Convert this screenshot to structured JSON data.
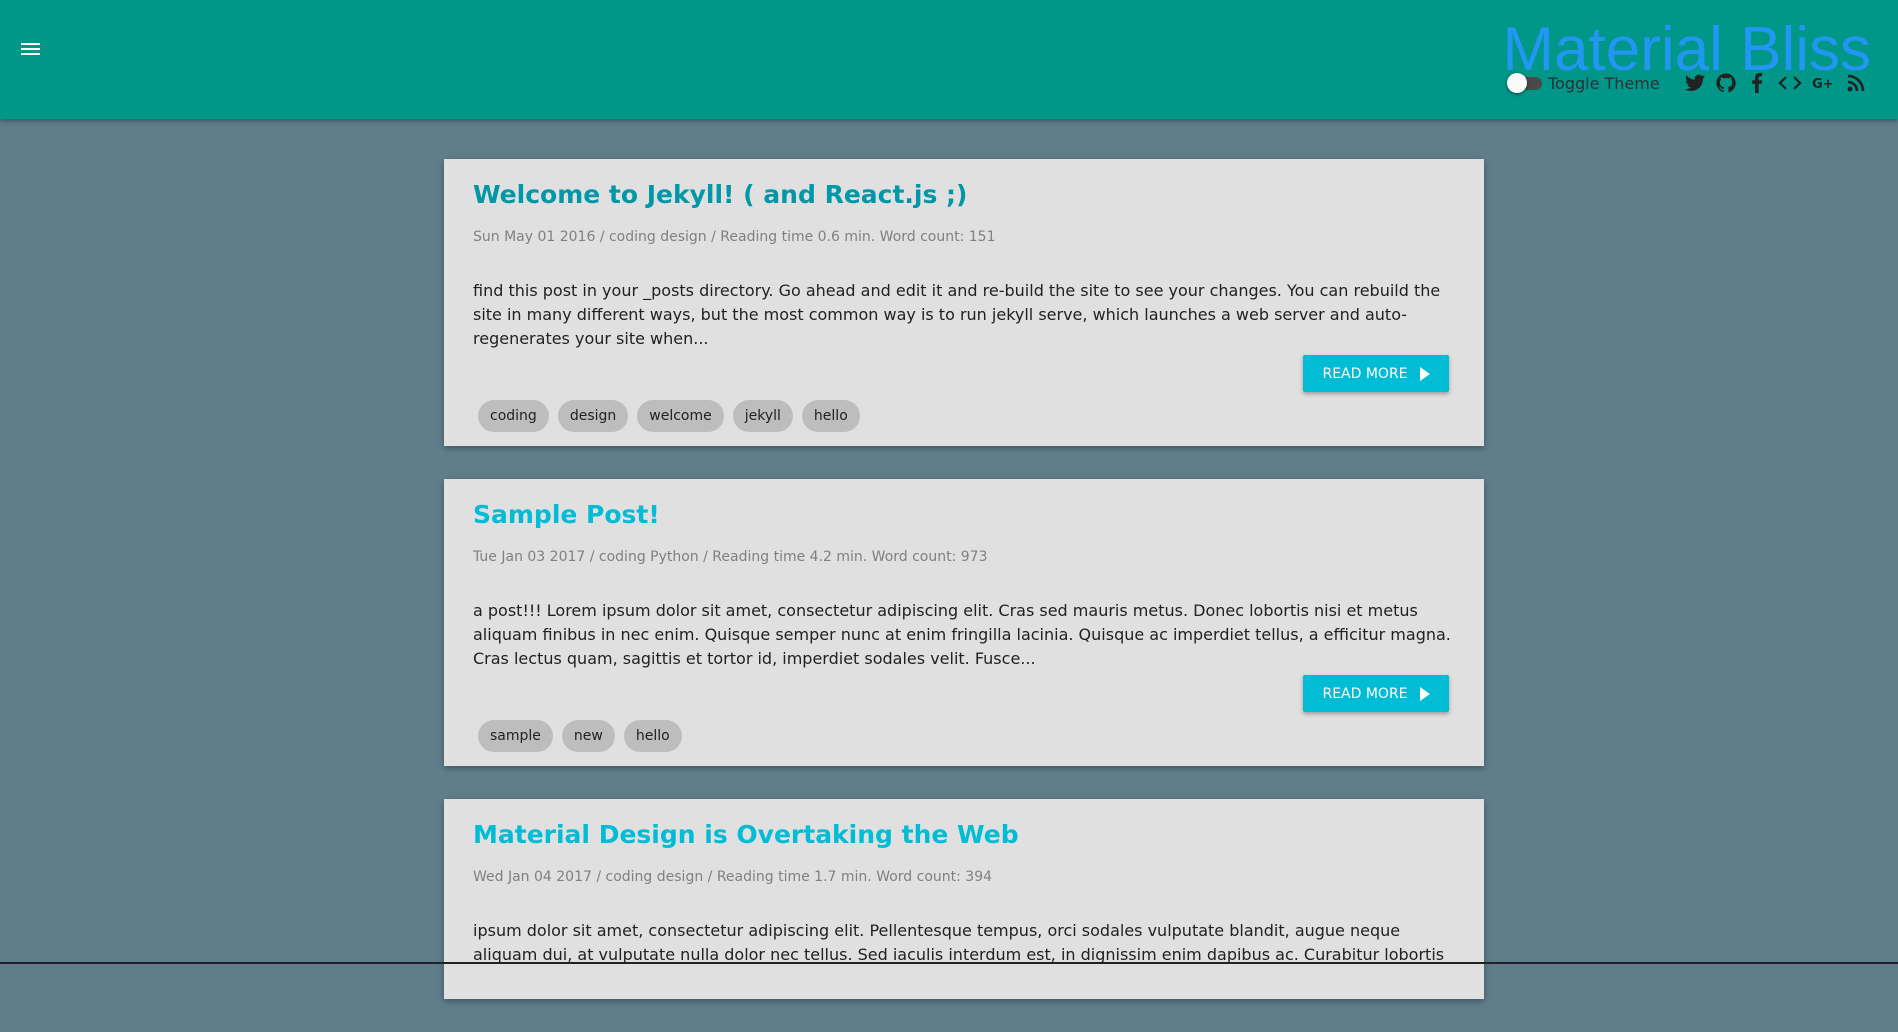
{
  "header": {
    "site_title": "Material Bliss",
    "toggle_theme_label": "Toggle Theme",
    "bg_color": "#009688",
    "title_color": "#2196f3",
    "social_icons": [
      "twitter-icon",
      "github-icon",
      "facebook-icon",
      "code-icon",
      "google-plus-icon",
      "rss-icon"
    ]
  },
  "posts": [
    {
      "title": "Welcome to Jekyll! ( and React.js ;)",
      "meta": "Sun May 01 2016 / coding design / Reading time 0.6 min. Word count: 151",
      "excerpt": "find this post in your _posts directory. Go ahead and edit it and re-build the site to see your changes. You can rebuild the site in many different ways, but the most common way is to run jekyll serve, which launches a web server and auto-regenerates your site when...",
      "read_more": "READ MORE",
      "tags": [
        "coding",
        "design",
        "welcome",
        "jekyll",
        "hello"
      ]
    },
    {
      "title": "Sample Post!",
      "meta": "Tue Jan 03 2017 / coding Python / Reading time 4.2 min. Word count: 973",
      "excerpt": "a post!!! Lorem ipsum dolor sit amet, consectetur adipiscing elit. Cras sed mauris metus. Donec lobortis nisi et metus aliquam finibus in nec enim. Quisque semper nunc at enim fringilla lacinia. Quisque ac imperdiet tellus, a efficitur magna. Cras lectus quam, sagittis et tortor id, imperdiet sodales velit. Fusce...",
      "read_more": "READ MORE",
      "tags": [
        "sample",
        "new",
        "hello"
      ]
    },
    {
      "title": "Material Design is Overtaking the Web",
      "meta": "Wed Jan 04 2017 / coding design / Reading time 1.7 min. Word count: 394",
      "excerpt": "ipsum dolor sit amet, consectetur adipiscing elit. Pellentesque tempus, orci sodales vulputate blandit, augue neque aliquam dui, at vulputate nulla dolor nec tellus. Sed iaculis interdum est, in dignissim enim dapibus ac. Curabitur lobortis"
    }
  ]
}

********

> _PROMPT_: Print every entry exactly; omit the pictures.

> _YOUR SOLUTION_:
Convert this screenshot to structured JSON data.
{
  "header": {
    "site_title": "Material Bliss",
    "toggle_theme_label": "Toggle Theme",
    "bg_color": "#009688",
    "title_color": "#2196f3",
    "social_icons": [
      "twitter-icon",
      "github-icon",
      "facebook-icon",
      "code-icon",
      "google-plus-icon",
      "rss-icon"
    ]
  },
  "posts": [
    {
      "title": "Welcome to Jekyll! ( and React.js ;)",
      "meta": "Sun May 01 2016 / coding design / Reading time 0.6 min. Word count: 151",
      "excerpt": "find this post in your _posts directory. Go ahead and edit it and re-build the site to see your changes. You can rebuild the site in many different ways, but the most common way is to run jekyll serve, which launches a web server and auto-regenerates your site when...",
      "read_more": "READ MORE",
      "tags": [
        "coding",
        "design",
        "welcome",
        "jekyll",
        "hello"
      ]
    },
    {
      "title": "Sample Post!",
      "meta": "Tue Jan 03 2017 / coding Python / Reading time 4.2 min. Word count: 973",
      "excerpt": "a post!!! Lorem ipsum dolor sit amet, consectetur adipiscing elit. Cras sed mauris metus. Donec lobortis nisi et metus aliquam finibus in nec enim. Quisque semper nunc at enim fringilla lacinia. Quisque ac imperdiet tellus, a efficitur magna. Cras lectus quam, sagittis et tortor id, imperdiet sodales velit. Fusce...",
      "read_more": "READ MORE",
      "tags": [
        "sample",
        "new",
        "hello"
      ]
    },
    {
      "title": "Material Design is Overtaking the Web",
      "meta": "Wed Jan 04 2017 / coding design / Reading time 1.7 min. Word count: 394",
      "excerpt": "ipsum dolor sit amet, consectetur adipiscing elit. Pellentesque tempus, orci sodales vulputate blandit, augue neque aliquam dui, at vulputate nulla dolor nec tellus. Sed iaculis interdum est, in dignissim enim dapibus ac. Curabitur lobortis"
    }
  ]
}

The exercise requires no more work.